* What the task asks: Copy all lines in the data that contain the string "date".

* Supplied material:
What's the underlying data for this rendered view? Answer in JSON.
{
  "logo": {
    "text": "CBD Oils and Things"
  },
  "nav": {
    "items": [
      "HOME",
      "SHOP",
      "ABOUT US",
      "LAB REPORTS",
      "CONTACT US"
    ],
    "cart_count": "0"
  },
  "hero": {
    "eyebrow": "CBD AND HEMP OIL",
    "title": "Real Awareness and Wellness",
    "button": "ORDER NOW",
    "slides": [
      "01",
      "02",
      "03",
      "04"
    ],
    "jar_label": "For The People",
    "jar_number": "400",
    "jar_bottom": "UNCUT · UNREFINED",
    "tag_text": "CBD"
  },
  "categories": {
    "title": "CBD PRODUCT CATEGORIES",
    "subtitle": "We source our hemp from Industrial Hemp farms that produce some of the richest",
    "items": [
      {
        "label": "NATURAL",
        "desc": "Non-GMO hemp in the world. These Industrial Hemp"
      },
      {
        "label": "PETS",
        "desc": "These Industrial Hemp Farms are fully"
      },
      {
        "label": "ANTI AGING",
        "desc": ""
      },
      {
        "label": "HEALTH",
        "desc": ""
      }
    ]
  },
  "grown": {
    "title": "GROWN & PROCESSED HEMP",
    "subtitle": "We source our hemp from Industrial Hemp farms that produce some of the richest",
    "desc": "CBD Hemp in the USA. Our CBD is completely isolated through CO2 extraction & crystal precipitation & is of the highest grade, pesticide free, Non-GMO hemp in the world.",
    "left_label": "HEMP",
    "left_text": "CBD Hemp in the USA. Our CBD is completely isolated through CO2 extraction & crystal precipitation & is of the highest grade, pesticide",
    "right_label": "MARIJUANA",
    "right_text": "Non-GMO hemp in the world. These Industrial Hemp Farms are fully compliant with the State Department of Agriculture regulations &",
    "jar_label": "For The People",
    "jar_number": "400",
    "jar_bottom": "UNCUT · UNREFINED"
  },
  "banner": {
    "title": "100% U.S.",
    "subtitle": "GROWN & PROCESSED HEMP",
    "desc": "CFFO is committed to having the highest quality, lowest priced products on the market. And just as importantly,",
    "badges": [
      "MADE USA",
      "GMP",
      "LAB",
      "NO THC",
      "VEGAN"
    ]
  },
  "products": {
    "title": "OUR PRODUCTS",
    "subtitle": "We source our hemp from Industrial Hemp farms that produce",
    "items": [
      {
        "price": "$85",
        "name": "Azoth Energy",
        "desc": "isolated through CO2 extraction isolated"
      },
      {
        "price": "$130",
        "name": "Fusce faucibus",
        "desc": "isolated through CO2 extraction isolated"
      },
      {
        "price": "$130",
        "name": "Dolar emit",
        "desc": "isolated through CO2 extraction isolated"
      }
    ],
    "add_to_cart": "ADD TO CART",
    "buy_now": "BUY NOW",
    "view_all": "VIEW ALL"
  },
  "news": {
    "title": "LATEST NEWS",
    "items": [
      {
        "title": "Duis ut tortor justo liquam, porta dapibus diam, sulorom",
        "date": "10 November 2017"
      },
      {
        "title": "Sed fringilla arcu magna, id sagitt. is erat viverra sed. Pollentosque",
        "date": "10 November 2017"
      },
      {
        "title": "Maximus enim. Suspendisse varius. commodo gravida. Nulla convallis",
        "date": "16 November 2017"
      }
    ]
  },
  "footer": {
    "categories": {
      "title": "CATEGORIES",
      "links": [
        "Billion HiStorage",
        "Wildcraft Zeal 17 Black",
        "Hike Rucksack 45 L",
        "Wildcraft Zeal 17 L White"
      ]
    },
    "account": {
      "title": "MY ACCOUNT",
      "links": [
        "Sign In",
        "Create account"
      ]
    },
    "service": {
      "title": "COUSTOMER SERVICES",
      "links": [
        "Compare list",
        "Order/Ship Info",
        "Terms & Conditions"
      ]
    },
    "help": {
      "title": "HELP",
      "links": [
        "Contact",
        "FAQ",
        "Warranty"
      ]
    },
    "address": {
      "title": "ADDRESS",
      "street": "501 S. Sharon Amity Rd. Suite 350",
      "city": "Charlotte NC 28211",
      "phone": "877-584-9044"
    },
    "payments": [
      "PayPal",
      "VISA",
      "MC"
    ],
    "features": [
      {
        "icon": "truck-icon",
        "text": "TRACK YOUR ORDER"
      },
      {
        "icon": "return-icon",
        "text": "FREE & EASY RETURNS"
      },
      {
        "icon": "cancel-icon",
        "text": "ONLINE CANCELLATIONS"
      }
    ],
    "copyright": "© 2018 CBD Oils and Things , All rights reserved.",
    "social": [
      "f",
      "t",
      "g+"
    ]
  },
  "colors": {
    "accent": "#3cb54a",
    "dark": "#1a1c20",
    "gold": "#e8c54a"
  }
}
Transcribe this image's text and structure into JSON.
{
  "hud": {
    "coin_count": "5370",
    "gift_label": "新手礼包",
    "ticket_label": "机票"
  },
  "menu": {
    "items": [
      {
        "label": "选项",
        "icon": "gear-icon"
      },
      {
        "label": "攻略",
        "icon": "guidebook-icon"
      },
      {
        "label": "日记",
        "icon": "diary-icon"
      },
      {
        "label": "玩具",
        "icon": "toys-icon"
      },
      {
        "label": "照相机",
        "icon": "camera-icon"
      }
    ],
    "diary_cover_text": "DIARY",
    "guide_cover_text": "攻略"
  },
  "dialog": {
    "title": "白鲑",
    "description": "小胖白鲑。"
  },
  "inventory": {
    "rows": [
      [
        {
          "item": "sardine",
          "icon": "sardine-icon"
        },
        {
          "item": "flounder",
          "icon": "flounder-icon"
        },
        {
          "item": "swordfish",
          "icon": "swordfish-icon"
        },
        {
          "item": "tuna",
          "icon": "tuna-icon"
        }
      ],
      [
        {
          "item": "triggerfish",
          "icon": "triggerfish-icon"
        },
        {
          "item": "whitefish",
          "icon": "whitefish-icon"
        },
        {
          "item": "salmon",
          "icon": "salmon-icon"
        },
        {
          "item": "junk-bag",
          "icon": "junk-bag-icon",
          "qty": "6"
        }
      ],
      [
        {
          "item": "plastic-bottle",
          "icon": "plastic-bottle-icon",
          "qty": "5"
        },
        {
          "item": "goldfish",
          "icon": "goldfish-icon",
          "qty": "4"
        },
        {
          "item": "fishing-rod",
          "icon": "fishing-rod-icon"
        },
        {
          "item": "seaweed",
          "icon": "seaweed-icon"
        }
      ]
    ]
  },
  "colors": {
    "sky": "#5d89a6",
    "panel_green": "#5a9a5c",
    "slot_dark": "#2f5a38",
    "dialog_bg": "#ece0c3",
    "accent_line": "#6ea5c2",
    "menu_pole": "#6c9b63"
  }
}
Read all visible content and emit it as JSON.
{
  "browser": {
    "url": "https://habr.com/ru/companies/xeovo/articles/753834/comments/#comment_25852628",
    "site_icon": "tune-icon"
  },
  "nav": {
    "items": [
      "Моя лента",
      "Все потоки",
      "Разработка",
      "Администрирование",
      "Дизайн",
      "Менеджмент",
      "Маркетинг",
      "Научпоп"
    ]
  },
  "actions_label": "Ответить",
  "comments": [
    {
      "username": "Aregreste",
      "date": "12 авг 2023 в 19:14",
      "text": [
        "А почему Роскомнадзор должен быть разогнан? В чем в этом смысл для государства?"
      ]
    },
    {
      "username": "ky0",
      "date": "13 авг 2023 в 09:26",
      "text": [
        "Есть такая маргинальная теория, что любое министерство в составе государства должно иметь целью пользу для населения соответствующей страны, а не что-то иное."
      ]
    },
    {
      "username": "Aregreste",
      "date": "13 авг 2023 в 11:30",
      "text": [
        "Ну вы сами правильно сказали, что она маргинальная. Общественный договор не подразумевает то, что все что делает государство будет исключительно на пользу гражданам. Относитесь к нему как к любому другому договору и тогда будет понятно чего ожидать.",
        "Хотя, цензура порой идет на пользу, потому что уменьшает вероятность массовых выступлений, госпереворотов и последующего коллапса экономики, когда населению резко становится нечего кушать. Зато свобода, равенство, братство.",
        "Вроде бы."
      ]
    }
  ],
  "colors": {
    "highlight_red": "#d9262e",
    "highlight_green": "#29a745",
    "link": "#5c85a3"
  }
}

* Exercise output:
        "date": "10 November 2017"
        "date": "10 November 2017"
        "date": "16 November 2017"
      "date": "12 авг 2023 в 19:14",
      "date": "13 авг 2023 в 09:26",
      "date": "13 авг 2023 в 11:30",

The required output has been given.